Because of the vague presentation of her symptoms, her health care provider ordered a variety of diagnostic and laboratory tests: Complete blood count, antinuclear antibody test, chemistry, echocardiogram, urinalysis, renal panel, liver function tests and erythrocyte sedimentation rate.
Once the laboratory results were completed and reported to Patti, it revealed a new diagnosis of SLE. To manage her disease and symptoms, her health care provider ordered anti-inflammatory immunosuppressants and steroid medications.
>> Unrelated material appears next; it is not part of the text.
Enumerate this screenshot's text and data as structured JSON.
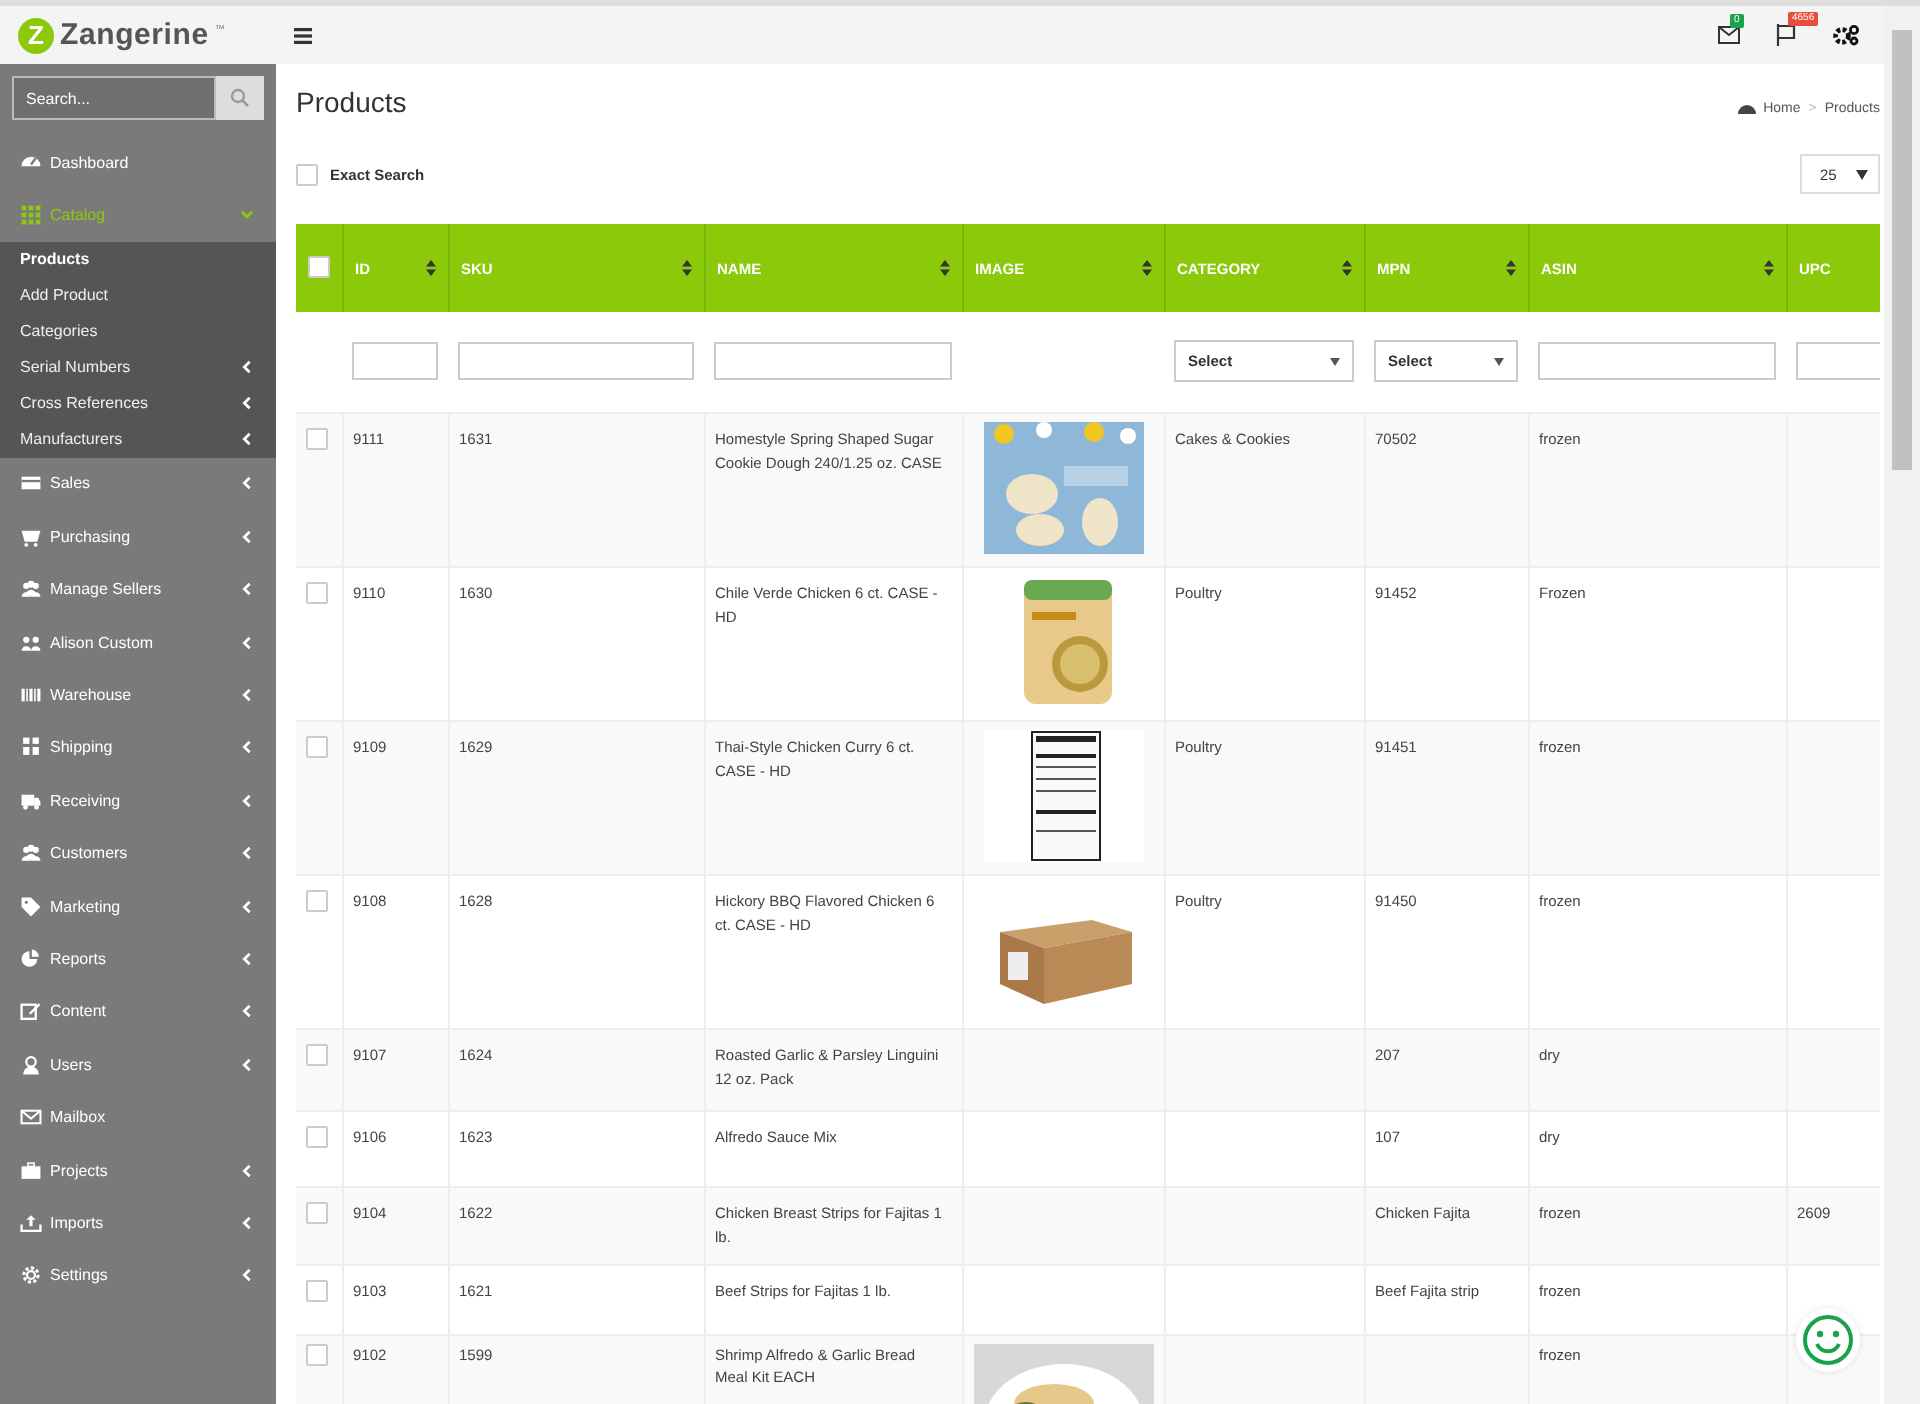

Patti was told to follow up in two weeks or sooner if needed.
Patti’s primary care physician has now advised her to:
■ Get plenty of rest.
■ Eat a well-balanced diet (refer to MyPlate.gov).
■ Stay hydrated by drinking at least eight glasses of water daily.
■ Perform monthly self-skin exams by using a small mirror to thoroughly look at all areas of her body.
■ Wear sunscreen with an SPF or 30 or greater and protective clothing (hat, long-sleeved shirt, pants, etc.) when outdoors.
■ Limit alcohol consumption. Avoid cigarettes and/or other illicit drugs.
■ Attend support groups and engage with others who have lupus.
■ Report any suspicious skin changes to her health care provider.
■ Consult with a rheumatologist, who is a specialist in the treatment and management of SLE. Consultations with other specialists may also be needed.
■ See her health care provider on a regular basis. Review her current medications with her health care provider.
Nursed to Health is an occasional feature in which Jacksonville University School of Nursing faculty discuss symptoms, diagnoses and treatments based on composites of patient cases handled by instructors, students and alumni of JU’s local training programs. Today’s column is by Tiffani N. Mickens, MSN, RN, Assistant Clinical Professor of Nursing in JU’s Brooks Rehabilitation College of Healthcare Sciences. It originally appeared in The Florida Times-Union.